----- EXTRACTED ENTRIES -----
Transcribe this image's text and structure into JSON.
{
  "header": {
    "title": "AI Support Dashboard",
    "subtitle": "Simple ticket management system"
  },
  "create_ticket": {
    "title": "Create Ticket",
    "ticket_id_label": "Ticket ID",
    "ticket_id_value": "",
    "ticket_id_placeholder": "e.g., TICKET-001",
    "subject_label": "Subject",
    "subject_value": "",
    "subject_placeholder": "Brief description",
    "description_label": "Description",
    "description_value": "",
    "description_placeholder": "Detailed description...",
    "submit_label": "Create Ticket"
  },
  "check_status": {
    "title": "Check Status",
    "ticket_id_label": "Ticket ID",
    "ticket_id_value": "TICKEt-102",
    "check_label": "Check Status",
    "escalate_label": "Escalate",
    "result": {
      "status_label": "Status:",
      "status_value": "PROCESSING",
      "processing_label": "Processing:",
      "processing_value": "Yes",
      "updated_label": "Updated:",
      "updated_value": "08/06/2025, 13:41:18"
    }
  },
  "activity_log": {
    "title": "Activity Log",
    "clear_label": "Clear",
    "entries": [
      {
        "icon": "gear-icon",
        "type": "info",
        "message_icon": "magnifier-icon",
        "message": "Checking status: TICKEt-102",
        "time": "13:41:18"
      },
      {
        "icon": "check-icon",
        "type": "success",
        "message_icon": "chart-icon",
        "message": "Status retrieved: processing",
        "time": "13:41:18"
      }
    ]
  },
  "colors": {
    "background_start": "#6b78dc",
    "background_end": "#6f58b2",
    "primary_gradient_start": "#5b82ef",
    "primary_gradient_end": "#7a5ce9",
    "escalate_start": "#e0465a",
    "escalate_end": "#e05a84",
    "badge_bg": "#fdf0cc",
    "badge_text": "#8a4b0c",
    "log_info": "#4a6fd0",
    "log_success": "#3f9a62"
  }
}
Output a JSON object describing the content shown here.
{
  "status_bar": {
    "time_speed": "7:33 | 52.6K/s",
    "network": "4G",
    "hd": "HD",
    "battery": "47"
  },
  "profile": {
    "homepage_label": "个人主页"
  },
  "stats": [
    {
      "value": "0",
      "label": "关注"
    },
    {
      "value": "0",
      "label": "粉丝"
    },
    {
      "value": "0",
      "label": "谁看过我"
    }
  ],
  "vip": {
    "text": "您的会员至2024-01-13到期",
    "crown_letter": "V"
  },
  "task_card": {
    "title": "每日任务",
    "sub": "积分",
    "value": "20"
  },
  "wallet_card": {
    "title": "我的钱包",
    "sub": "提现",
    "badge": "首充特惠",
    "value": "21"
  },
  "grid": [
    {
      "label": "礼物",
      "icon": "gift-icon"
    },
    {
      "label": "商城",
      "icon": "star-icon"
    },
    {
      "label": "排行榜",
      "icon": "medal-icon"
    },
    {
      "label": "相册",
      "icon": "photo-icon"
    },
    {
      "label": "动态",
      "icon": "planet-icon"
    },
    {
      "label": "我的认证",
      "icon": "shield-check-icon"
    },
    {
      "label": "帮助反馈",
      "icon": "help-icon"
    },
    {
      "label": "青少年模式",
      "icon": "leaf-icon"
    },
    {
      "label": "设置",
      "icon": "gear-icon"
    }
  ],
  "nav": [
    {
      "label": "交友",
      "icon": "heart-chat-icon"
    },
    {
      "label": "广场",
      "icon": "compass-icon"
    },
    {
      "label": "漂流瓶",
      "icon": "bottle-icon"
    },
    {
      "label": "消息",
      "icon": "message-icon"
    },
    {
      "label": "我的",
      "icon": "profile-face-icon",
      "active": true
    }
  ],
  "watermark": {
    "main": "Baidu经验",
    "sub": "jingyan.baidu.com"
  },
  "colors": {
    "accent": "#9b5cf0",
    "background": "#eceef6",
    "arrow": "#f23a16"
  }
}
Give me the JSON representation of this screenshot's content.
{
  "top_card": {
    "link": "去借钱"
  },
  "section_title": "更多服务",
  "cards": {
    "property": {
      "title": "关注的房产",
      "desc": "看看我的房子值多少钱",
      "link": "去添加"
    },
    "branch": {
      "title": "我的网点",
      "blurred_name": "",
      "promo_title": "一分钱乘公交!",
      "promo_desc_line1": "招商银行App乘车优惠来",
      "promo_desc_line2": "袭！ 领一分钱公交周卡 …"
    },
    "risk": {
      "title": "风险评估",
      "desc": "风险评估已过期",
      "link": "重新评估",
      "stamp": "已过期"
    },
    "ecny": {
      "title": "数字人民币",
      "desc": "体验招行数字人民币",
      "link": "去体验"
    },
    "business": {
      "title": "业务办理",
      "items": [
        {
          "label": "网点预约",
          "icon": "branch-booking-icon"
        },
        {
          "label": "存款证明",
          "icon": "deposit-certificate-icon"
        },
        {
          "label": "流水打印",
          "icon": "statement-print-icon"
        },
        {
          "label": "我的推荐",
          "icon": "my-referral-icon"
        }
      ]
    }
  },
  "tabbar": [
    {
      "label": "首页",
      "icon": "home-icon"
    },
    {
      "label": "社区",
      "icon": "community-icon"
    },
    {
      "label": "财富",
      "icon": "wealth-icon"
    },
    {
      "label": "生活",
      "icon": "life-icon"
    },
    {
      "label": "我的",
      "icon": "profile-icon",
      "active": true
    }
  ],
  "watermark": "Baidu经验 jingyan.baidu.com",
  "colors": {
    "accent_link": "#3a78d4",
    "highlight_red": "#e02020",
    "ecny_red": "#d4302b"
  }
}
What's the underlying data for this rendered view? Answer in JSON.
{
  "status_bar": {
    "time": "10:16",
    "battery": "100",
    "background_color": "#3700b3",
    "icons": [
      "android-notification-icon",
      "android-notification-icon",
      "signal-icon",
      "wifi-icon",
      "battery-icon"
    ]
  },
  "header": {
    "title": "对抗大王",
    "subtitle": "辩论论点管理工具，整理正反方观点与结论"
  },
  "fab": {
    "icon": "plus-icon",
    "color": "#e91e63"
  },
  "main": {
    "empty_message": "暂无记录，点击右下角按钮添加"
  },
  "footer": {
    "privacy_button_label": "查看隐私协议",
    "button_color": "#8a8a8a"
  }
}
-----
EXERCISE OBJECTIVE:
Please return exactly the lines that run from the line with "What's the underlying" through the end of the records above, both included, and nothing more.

EXERCISE ANSWER:
What's the underlying data for this rendered view? Answer in JSON.
{
  "status_bar": {
    "time": "10:16",
    "battery": "100",
    "background_color": "#3700b3",
    "icons": [
      "android-notification-icon",
      "android-notification-icon",
      "signal-icon",
      "wifi-icon",
      "battery-icon"
    ]
  },
  "header": {
    "title": "对抗大王",
    "subtitle": "辩论论点管理工具，整理正反方观点与结论"
  },
  "fab": {
    "icon": "plus-icon",
    "color": "#e91e63"
  },
  "main": {
    "empty_message": "暂无记录，点击右下角按钮添加"
  },
  "footer": {
    "privacy_button_label": "查看隐私协议",
    "button_color": "#8a8a8a"
  }
}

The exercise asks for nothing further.